Royle, who took over halfway through 1997/98, had a big job on his hands. “The survival rate of a boss seemed to be months rather than years,” he says. “Players that had been forgotten were somehow still knocking around. I remember deadline day – I was in the boardroom with the chairman and we were getting players out on loan all over the place and off the wage bill. We needed a fresh start.”

Among those to move on were Uwe Rosler and terrace idol Georgi Kinkladze. The Georgian playmaker left with a jibe at Royle, claiming if he’d been picked more, demotion from the second tier could have been avoided. Royle responded robustly. “His parting shot was like all his others – delivered from a long way out and hopelessly wide of the mark. I selected him for three matches – in two he was anonymous, in the other one he was abysmal.”

Reflecting now, Royle is a little less harsh. “Geo had amazing talent, but I remember him standing on a muddy pitch in a thunderstorm at Port Vale and you could tell he didn’t fancy it. He was our highest-paid player and he had to go. The third tier wasn’t for him.”

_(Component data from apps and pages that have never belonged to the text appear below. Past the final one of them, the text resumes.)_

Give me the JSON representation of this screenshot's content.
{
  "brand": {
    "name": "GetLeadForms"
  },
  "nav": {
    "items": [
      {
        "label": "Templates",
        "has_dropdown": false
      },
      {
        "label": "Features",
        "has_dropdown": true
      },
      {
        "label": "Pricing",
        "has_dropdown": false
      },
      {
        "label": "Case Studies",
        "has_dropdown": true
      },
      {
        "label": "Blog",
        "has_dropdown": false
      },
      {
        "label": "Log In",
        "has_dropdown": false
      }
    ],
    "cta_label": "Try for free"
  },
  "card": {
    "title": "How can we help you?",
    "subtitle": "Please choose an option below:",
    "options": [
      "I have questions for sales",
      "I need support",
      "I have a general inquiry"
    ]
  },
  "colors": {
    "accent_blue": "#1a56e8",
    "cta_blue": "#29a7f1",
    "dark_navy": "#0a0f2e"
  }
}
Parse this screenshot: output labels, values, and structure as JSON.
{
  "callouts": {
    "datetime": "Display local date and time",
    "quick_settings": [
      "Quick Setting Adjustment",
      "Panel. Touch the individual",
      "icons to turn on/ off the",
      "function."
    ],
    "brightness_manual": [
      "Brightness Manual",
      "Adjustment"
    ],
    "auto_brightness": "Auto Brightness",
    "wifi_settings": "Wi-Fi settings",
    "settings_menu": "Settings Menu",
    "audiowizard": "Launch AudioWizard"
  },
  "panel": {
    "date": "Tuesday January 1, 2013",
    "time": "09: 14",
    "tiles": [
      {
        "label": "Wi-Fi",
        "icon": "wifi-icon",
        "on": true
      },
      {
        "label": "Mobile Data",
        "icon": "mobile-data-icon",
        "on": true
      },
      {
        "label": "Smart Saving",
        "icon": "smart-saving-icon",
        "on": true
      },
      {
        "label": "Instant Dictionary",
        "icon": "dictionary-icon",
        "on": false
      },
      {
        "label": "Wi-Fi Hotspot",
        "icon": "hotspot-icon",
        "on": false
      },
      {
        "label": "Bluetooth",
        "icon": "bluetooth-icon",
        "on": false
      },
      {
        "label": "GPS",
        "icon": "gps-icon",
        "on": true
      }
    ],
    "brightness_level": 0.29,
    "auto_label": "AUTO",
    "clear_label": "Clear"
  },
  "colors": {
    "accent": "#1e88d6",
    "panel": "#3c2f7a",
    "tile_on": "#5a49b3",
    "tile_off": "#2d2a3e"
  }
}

The ‘foreign player not fancying a wet Tuesday night at Stoke’ cliche having been invoked, Kinkladze packed his bags for Ajax. Also out the door were Paul Beesley, David Morley, Martin Phillips, Scott Hiley, Ian Brightwell, Kit Symons and Nigel Clough. Arriving were Danny Tiatto, Ian Bishop and youngster Danny Allsopp. Royle was left with a team packed full of workhorses that he believed could do a job at this level.

The opening day suggested he was right. More than 30,000 people packed into Maine Road – the highest third-tier attendance for over 20 years – to see City breeze past Blackpool 3-0. Young keeper Weaver, in particular, looked like a future star.

“Royle cleared the decks, and luckily he saw something in me,” remembers Weaver. “I was only 19, so playing in the Second Division was fine by me. The mood in the dressing room was bad when we got relegated, but it was OK that year – a good blend of youth and experience.”

But City soon stuttered. Draws with Wrexham, Notts County (who they’d battered 7-1 in the League Cup a few days earlier), Chesterfield, Northampton, Millwall and Burnley were followed by a 1-0 defeat at home to Preston. “It took us a while to get going,” admits Royle. “We needed to settle down, but whenever you’re relegated there’s always a hangover. It’s hard to get going when you’ve had disappointments. We weren’t that bad, but there were a lot of draws.

“We were also a big-name scalp for everyone and it caught us out. Teams were coming to play at this huge ground, and they were often bringing more supporters to Maine Road than they got at home. The opposition fans were enjoying every moment of being in Manchester, like staying overnight and going to a show! And then their team were playing well. It was a strange phenomenon.”